But despite certain "New Politics-like" features -- a platform that focuses on ecology, alternative economy and pacifism, a woman-centered party that calls for term limits for elected candidates -- Lam concludes that NET falls short of its alternative billing on some points. The party leadership is male-dominated, despite its core of housewife support, and this, he argues, produces a propensity to oligarchic tendencies.
"The SC downplays its male origins in order to project the image that it (NET) is a women-conceived and -led organization,"' writes Lam, suggesting that an inability to incorporate women into leadership roles may prove the party's Achilles' heel. The SC's top-down, oligarchic management approach clashes with the image of a mass-based, all-inclusive alternative party. Ostensibly NET has had to water down some of its ideals in an attempt to become a viable political party.
"The Greens are caught in an electoral dilemma. In order to promote change, they must join the electoral process. To win elections, they cannot dispense with leadership, organization and attractive candidates; organizations and hierarchy are as necessary in a postindustrial society as in an industrial one."
Though ecological values are on the rise, the traditional emphasis on human ties still binds, as shown by NET's use of "koenkai," or personal support organizations. NET has ironically embraced these age-old political machines, writes Lam, further proof of the way it has diluted its claim to represent new values.
"Instead of relying solely on a policy-oriented party organization, NET has adopted koenkai . . . to maximize its votes. This approach conforms to social norms that stress interpersonal relations and small-group loyalties even in urban Japan. Rather than the Green ideal of an egalitarian, policy-oriented organization as a tool to change society, NET, instead, has been changed by the electoral imperative to have personality-oriented organization to win elections."
The strength of koenkai and the weight given to social bonds in Japan, even in a postindustrial society, will likely crimp the ability of Greens to win purely on policy appeals, predicts Law.
Aside from these internal factors, NET faces major external obstacles.
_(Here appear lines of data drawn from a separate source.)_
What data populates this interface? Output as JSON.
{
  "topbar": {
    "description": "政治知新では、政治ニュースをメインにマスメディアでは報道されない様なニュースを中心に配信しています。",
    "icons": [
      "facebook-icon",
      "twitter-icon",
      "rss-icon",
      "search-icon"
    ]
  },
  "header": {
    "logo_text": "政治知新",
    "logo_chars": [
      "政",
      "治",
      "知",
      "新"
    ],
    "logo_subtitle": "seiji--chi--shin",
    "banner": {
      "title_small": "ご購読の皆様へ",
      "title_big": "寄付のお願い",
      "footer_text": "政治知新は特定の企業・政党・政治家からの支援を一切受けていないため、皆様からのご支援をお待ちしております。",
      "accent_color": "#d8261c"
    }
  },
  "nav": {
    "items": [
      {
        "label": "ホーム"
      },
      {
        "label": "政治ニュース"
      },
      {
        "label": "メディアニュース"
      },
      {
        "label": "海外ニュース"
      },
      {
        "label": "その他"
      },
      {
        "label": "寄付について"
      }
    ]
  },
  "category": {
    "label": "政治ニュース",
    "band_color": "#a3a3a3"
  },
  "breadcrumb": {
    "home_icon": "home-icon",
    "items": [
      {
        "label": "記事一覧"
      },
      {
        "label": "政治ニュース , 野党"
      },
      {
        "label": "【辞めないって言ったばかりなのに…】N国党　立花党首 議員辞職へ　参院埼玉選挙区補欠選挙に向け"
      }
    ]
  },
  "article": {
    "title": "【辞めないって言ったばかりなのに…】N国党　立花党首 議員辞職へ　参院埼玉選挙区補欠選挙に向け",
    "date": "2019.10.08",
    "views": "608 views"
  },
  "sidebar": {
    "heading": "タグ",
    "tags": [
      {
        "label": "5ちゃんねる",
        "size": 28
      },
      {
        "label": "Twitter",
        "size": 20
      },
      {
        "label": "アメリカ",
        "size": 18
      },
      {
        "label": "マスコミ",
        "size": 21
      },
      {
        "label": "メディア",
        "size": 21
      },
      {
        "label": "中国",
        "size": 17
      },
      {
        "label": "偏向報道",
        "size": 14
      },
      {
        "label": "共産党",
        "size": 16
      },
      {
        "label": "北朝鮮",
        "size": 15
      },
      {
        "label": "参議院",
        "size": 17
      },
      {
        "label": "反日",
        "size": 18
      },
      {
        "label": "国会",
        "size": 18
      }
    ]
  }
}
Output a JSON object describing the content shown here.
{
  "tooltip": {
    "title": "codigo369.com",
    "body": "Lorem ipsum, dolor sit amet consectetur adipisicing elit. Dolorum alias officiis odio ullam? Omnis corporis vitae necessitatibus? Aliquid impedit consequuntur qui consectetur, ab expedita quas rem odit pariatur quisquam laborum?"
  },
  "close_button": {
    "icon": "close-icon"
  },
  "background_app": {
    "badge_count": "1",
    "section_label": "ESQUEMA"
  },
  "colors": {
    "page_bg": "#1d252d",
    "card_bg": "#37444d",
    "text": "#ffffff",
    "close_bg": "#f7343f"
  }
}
Foremost among them are entrenched political parties.
Clearly not keen to cede political ground, traditional parties can pre-empt Green movements by tacking ecological issues onto their platforms as well as relying on their established vote-gathering networks.
Lam puts it simply in a chapter on the Liberal Democratic Party's urban political machine: "The relative weakness of the Greens in metropolitan Japan is due in part to the ability of the Old Politics parties to attract substantial voter support."
Another obstacle is NET's narrow platform and limited organizational base. On election day, NET can count on co-op members, but "NET's appeal is limited by the difficulty in attracting urban residents who are not beneficiaries of the co-op's goods and services," notes Lam. This problem is symptomatic of such parties around the world. "The inability to cast their social nets wider and further to pull in more diverse supporters contributes to the marginal position of the Greens in Western Europe and especially Japan."
Times change. Values evolve. With materialism out and environmentalism in, the political environment could be ready for Green parties to grow and bloom -- if traditional parties and politicking don't nip them in the bud first.
The fact that NET has made inroads shows that there is a reservoir of disaffected voters. But whether they are numerous and vocal enough to usher in an era of Green parties seems doubtful at present. Readers looking for an expose and a more nuanced understanding of the state of and prospects for Green politics in this country will want to pick up this book.